But on the other hand, there are far too many who use the “I don’t vote” cover as a way to excuse their lack of knowledge or interest in serious, life-altering matters, and their resolve to do absolutely nothing whatsoever about the horrendous state of Black society. Simply sitting on our hands while smugly judging those who are actually engaged in the fight for justice, regardless of how naïve you perceive them as, or how ineffectual you deem their tactics to be, is not and will never be effective in the fight against racism/white supremacy. The bottom line is that whatever camp Black people choose to identify with, we should make sure that the reasons that we have decided to take that route actually make sense and have some sort of science and logic behind it. And lastly, but most importantly, we have to make sure that whatever “side” we choose, we do so because we have come to the conclusion that what we are doing is the most effective way, not just what we think is the most convenient and easy way, to produce justice for Black people, and to eliminate the system that stands as THE problem for Black people worldwide, racism/white supremacy. The only time the idea that “my voice doesn’t matter so who cares if I voted or not?” makes sense is when there’s no purpose whatsoever in the vote casted. Whatever route we take, vote or non-vote, it must have the ideology of Black liberation in the center of the reasoning and logic, or else it is completely useless.
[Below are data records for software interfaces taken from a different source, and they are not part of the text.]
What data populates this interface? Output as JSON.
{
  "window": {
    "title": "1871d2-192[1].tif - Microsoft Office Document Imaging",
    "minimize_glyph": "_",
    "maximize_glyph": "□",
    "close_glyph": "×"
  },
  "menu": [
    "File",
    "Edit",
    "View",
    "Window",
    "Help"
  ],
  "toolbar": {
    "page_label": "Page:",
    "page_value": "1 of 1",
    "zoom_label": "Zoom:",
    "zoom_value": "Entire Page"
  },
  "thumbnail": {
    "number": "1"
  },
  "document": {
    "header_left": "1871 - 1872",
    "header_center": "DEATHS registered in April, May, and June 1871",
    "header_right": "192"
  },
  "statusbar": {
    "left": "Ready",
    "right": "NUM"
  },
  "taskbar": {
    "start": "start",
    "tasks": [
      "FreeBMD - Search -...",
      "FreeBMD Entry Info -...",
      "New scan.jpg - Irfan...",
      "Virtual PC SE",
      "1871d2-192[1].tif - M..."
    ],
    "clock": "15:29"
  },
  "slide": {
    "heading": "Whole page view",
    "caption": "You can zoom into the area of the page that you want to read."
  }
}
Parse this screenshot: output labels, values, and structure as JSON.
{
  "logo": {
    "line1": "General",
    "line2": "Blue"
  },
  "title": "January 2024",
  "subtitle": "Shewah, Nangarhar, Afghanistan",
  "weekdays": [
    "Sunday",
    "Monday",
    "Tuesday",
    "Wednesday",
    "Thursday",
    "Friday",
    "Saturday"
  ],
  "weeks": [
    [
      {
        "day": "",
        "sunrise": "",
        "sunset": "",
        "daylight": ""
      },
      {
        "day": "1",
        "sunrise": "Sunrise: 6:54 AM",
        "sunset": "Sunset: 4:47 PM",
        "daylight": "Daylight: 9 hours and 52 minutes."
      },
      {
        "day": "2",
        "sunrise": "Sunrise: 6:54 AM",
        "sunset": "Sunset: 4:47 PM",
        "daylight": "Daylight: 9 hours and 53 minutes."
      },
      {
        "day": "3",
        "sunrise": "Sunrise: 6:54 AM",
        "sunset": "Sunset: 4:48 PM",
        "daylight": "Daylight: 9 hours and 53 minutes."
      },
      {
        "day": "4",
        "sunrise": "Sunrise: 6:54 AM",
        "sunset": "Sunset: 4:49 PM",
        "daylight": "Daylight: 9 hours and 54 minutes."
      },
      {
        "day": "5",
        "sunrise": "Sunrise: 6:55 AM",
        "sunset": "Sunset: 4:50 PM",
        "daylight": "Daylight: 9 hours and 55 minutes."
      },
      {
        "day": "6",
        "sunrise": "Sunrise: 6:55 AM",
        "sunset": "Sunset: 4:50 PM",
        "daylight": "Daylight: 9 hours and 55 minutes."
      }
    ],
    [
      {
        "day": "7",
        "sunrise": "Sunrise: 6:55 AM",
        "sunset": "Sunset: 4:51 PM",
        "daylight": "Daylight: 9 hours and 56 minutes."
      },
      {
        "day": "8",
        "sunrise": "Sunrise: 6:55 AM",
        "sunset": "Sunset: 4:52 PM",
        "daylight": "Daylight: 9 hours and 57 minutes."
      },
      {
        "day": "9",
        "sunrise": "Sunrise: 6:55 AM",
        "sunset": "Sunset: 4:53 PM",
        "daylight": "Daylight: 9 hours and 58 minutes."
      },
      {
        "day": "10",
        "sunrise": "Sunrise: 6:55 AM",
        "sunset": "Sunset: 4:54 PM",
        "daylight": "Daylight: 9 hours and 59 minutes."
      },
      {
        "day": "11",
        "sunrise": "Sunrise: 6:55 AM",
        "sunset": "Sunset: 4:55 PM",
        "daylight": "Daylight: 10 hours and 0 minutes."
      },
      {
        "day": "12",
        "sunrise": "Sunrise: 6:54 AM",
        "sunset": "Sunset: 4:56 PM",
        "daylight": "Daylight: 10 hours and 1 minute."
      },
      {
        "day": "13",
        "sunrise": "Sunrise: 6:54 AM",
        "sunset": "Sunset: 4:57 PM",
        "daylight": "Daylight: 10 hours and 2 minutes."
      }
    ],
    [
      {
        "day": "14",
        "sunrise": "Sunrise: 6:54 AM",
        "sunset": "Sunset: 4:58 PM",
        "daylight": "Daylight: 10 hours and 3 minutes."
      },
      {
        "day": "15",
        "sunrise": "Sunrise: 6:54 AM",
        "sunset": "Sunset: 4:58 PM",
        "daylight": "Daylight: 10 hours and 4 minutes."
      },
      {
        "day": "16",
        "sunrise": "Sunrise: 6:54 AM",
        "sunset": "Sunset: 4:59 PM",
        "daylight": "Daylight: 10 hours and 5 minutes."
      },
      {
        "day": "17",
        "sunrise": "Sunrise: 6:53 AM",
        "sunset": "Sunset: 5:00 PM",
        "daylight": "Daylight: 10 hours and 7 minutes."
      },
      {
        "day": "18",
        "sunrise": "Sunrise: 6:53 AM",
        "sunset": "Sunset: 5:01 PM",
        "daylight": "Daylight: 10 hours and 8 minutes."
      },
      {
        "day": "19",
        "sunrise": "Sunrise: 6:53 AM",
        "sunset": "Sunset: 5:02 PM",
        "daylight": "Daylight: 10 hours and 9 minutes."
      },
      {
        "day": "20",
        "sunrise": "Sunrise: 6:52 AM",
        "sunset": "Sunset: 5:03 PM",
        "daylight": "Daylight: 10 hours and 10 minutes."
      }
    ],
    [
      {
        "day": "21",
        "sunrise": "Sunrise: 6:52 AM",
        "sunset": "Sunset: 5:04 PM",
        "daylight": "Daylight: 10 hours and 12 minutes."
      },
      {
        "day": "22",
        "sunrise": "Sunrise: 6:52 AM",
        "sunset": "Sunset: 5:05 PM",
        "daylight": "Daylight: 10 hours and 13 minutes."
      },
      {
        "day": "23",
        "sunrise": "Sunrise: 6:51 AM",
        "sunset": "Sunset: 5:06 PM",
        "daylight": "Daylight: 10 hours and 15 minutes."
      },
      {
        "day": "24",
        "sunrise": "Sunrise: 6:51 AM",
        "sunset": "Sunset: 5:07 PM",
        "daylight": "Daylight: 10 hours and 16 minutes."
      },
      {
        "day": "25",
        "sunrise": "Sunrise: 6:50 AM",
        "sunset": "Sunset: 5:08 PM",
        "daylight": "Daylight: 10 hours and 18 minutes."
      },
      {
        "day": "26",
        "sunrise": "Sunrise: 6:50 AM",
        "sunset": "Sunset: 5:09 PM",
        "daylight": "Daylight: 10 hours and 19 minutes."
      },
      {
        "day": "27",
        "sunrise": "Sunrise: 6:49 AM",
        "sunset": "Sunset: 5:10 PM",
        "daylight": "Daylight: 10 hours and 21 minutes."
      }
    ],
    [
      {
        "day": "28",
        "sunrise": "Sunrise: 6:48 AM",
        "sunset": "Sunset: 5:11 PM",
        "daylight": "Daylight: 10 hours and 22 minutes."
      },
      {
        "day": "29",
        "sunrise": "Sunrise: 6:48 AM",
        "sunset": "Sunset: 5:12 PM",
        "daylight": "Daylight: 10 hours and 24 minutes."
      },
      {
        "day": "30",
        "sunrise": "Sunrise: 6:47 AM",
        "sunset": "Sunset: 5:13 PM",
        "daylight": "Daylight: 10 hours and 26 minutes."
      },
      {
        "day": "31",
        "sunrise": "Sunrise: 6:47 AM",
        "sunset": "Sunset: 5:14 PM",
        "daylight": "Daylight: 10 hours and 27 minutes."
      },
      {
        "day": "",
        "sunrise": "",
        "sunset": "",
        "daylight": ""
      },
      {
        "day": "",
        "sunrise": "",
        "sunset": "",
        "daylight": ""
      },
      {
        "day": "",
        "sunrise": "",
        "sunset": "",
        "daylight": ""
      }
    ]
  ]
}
Acting and reacting with no purpose is the equivalent of doing absolutely nothing.
Osei, 21st Century Race Man